Its name derives from the Gaelic language and means 'little bay', but when it comes to having an unforgettable break, Oban is definitely a place which is big on things to see and do. Surrounded by miles of dramatic coast and beautiful countryside, the seaside town is also known as the Gateway to the Isles, as a number of ferries depart from its main port and travel to the islands of the Inner and Outer Hebrides.
Take a day trip to one of the surrounding islands and discover the splendour of the Inner Hebrides. You could pack three into one day and take a tour of Mull, Iona and Staffa. Or visit Kerrera, the closest island to Oban, and enjoy a pleasant stroll along the island's track roads and explore the ruins of Gylen Castle, one-time stronghold of the MacDougalls of Lorne.
In and around Oban
With so much to see and do in the surrounding area, Oban makes a brilliant touring base. Outwith the town you could spend days exploring castles, gardens, villages, beaches, forests, and fun and unusual attractions, from the power station hollowed into a mountain to the aquarium which doubles as a seal rescue centre.
Oban itself is compact and it's easy to get round on foot. There are plenty of small galleries and independent stores to browse through, as well as the centrally-located local distillery, chocolate shop, and museum. Wander along the seafront to the ruined Dunollie Castle and the sandy beaches beyond - often, the sunsets are phenomenal. When it's time to relax or refuel, take your pick from the town's offering of pubs, cafés and restaurants.
Oban prides itself on many things, but perhaps none more so than its claim to the title of Scotland's Seafood Capital. The town has a longstanding fishing heritage, and abundance of establishments serving local fish and shellfish.
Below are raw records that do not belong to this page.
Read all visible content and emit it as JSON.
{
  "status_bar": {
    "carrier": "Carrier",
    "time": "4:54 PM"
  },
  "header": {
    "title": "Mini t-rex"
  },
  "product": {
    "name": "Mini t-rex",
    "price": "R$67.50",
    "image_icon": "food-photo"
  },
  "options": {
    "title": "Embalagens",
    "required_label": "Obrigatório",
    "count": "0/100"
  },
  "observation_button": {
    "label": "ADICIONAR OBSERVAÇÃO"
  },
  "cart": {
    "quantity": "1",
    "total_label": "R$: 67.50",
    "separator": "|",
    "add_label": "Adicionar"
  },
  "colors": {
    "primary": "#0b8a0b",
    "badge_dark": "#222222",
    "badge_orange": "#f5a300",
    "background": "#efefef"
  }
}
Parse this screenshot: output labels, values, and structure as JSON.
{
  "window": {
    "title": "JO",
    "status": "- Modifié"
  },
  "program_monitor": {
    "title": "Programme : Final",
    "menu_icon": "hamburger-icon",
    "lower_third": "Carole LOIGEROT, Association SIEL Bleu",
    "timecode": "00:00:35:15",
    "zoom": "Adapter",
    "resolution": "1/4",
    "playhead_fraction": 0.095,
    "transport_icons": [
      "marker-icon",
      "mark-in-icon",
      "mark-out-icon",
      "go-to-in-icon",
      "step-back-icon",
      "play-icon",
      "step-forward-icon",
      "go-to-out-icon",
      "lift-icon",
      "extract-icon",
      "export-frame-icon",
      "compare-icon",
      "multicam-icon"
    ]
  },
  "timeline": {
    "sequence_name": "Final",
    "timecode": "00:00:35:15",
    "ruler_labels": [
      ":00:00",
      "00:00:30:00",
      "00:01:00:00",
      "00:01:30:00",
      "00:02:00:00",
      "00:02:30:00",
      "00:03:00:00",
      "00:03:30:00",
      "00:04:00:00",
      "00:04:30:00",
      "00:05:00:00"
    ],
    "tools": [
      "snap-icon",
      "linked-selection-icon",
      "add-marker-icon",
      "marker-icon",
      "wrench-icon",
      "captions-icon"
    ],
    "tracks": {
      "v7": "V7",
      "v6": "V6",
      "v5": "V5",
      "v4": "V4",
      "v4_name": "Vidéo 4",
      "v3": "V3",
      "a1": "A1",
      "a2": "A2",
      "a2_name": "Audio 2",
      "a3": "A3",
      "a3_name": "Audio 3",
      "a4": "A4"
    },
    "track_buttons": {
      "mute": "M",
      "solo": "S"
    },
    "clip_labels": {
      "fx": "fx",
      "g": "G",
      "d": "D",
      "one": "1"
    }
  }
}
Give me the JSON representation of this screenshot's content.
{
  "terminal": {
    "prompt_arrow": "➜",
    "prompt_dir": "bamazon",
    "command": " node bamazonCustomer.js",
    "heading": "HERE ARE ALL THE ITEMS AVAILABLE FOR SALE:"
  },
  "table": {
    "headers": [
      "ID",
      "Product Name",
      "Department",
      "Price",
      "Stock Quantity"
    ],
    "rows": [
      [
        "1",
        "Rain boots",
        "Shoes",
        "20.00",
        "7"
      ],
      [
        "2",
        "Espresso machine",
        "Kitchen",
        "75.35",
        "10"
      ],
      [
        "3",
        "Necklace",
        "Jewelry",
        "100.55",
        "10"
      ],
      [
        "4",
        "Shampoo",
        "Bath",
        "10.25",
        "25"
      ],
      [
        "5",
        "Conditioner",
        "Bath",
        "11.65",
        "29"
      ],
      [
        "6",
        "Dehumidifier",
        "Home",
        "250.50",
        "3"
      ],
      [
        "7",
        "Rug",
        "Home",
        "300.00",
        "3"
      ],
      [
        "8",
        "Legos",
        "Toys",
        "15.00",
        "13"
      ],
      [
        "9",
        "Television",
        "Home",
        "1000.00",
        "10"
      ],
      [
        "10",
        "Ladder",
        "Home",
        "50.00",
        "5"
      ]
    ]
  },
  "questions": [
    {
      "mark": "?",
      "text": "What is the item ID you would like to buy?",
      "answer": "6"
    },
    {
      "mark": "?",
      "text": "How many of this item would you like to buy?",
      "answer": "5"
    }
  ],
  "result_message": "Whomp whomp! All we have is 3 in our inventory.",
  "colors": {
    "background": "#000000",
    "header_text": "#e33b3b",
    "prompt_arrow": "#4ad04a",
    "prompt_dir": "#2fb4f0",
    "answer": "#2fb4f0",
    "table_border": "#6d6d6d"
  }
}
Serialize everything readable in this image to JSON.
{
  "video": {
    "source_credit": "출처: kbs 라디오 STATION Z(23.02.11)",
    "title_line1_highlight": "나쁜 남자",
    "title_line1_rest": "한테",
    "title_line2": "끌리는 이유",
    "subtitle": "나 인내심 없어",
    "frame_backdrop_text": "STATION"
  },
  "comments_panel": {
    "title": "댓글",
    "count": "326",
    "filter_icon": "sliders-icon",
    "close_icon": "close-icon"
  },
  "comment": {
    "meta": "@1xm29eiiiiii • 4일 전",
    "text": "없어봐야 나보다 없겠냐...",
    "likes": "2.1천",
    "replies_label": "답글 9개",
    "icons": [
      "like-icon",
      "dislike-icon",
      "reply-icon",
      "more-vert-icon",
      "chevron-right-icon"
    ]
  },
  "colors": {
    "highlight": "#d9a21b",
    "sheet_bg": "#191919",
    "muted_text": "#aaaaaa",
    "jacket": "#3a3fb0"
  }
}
Book a table at an award-winning restaurant to try elegantly prepared dishes, or tuck into hot, freshly cooked seafood and hearty sandwiches, straight from eateries on the pier.